Pictures should be excluded; otherwise, copy every entry exactly.

(Web page and app entries)
☆ ☆ ☆ ☆ ☆ ☆ ☆
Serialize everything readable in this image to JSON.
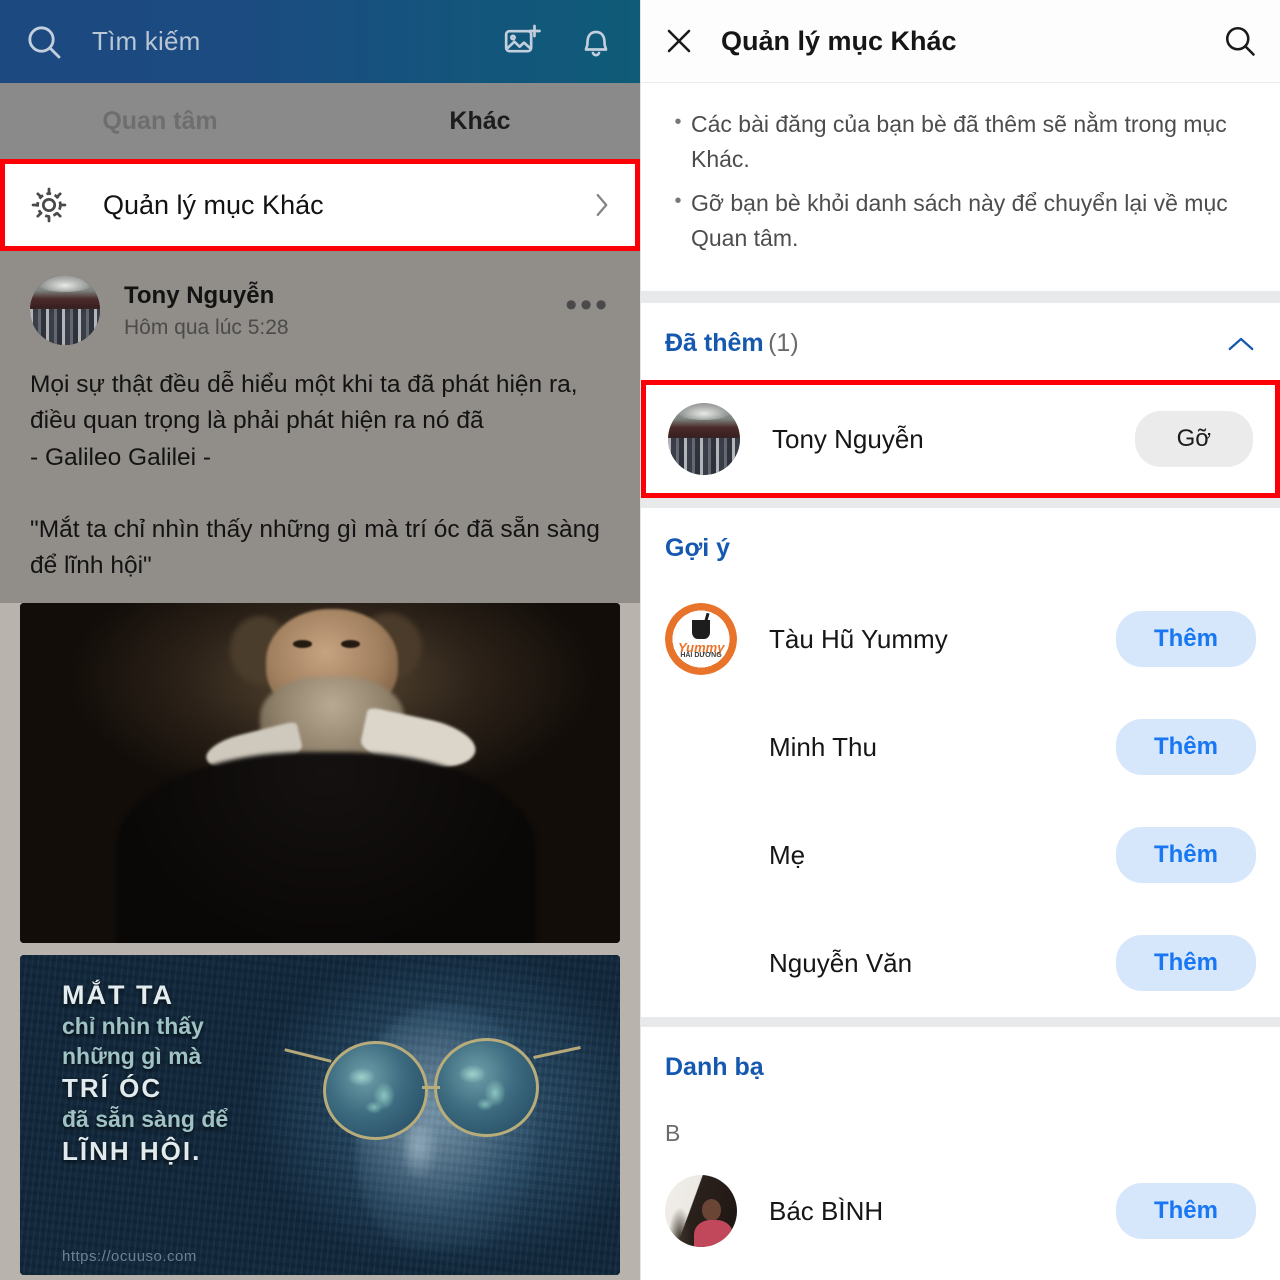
{
  "left": {
    "topbar": {
      "search_placeholder": "Tìm kiếm",
      "search_icon": "search-icon",
      "photo_icon": "add-photo-icon",
      "bell_icon": "bell-icon"
    },
    "tabs": [
      {
        "label": "Quan tâm",
        "active": false
      },
      {
        "label": "Khác",
        "active": true
      }
    ],
    "manage_row": {
      "icon": "gear-icon",
      "label": "Quản lý mục Khác",
      "chevron": "chevron-right-icon"
    },
    "post": {
      "author": "Tony Nguyễn",
      "timestamp": "Hôm qua lúc 5:28",
      "more_label": "•••",
      "body": "Mọi sự thật đều dễ hiểu một khi ta đã phát hiện ra,\nđiều quan trọng là phải phát hiện ra nó đã\n- Galileo Galilei -\n\n\"Mắt ta chỉ nhìn thấy những gì mà trí óc đã sẵn sàng\nđể lĩnh hội\""
    },
    "media": {
      "photo1_alt": "portrait-of-galileo-galilei",
      "photo2_alt": "quote-image-eyeglasses",
      "quote_lines": [
        "MẮT TA",
        "chỉ nhìn thấy",
        "những gì mà",
        "TRÍ ÓC",
        "đã sẵn sàng để",
        "LĨNH HỘI."
      ],
      "watermark": "https://ocuuso.com"
    }
  },
  "right": {
    "header": {
      "close_icon": "close-icon",
      "title": "Quản lý mục Khác",
      "search_icon": "search-icon"
    },
    "notes": [
      "Các bài đăng của bạn bè đã thêm sẽ nằm trong mục Khác.",
      "Gỡ bạn bè khỏi danh sách này để chuyển lại về mục Quan tâm."
    ],
    "added_section": {
      "title": "Đã thêm",
      "count": "(1)",
      "collapse_icon": "chevron-up-icon",
      "items": [
        {
          "name": "Tony Nguyễn",
          "action": "Gỡ",
          "avatar": "group-photo",
          "highlighted": true
        }
      ]
    },
    "suggestions_section": {
      "title": "Gợi ý",
      "items": [
        {
          "name": "Tàu Hũ Yummy",
          "action": "Thêm",
          "avatar": "yummy-logo"
        },
        {
          "name": "Minh Thu",
          "action": "Thêm",
          "avatar": "blank"
        },
        {
          "name": "Mẹ",
          "action": "Thêm",
          "avatar": "blank"
        },
        {
          "name": "Nguyễn Văn",
          "action": "Thêm",
          "avatar": "blank"
        }
      ]
    },
    "contacts_section": {
      "title": "Danh bạ",
      "letter": "B",
      "items": [
        {
          "name": "Bác BÌNH",
          "action": "Thêm",
          "avatar": "person-photo"
        }
      ]
    }
  },
  "colors": {
    "highlight_red": "#fb0007",
    "link_blue": "#1558b0",
    "action_blue": "#1877f2",
    "action_blue_bg": "#d6e6fb",
    "topbar_blue": "#1c4a80",
    "topbar_teal": "#0f5b78"
  }
}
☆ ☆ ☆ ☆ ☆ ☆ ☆
* Response *
Serialize everything readable in this image to JSON.
{
  "left": {
    "topbar": {
      "search_placeholder": "Tìm kiếm",
      "search_icon": "search-icon",
      "photo_icon": "add-photo-icon",
      "bell_icon": "bell-icon"
    },
    "tabs": [
      {
        "label": "Quan tâm",
        "active": false
      },
      {
        "label": "Khác",
        "active": true
      }
    ],
    "manage_row": {
      "icon": "gear-icon",
      "label": "Quản lý mục Khác",
      "chevron": "chevron-right-icon"
    },
    "post": {
      "author": "Tony Nguyễn",
      "timestamp": "Hôm qua lúc 5:28",
      "more_label": "•••",
      "body": "Mọi sự thật đều dễ hiểu một khi ta đã phát hiện ra,\nđiều quan trọng là phải phát hiện ra nó đã\n- Galileo Galilei -\n\n\"Mắt ta chỉ nhìn thấy những gì mà trí óc đã sẵn sàng\nđể lĩnh hội\""
    },
    "media": {
      "photo1_alt": "portrait-of-galileo-galilei",
      "photo2_alt": "quote-image-eyeglasses",
      "quote_lines": [
        "MẮT TA",
        "chỉ nhìn thấy",
        "những gì mà",
        "TRÍ ÓC",
        "đã sẵn sàng để",
        "LĨNH HỘI."
      ],
      "watermark": "https://ocuuso.com"
    }
  },
  "right": {
    "header": {
      "close_icon": "close-icon",
      "title": "Quản lý mục Khác",
      "search_icon": "search-icon"
    },
    "notes": [
      "Các bài đăng của bạn bè đã thêm sẽ nằm trong mục Khác.",
      "Gỡ bạn bè khỏi danh sách này để chuyển lại về mục Quan tâm."
    ],
    "added_section": {
      "title": "Đã thêm",
      "count": "(1)",
      "collapse_icon": "chevron-up-icon",
      "items": [
        {
          "name": "Tony Nguyễn",
          "action": "Gỡ",
          "avatar": "group-photo",
          "highlighted": true
        }
      ]
    },
    "suggestions_section": {
      "title": "Gợi ý",
      "items": [
        {
          "name": "Tàu Hũ Yummy",
          "action": "Thêm",
          "avatar": "yummy-logo"
        },
        {
          "name": "Minh Thu",
          "action": "Thêm",
          "avatar": "blank"
        },
        {
          "name": "Mẹ",
          "action": "Thêm",
          "avatar": "blank"
        },
        {
          "name": "Nguyễn Văn",
          "action": "Thêm",
          "avatar": "blank"
        }
      ]
    },
    "contacts_section": {
      "title": "Danh bạ",
      "letter": "B",
      "items": [
        {
          "name": "Bác BÌNH",
          "action": "Thêm",
          "avatar": "person-photo"
        }
      ]
    }
  },
  "colors": {
    "highlight_red": "#fb0007",
    "link_blue": "#1558b0",
    "action_blue": "#1877f2",
    "action_blue_bg": "#d6e6fb",
    "topbar_blue": "#1c4a80",
    "topbar_teal": "#0f5b78"
  }
}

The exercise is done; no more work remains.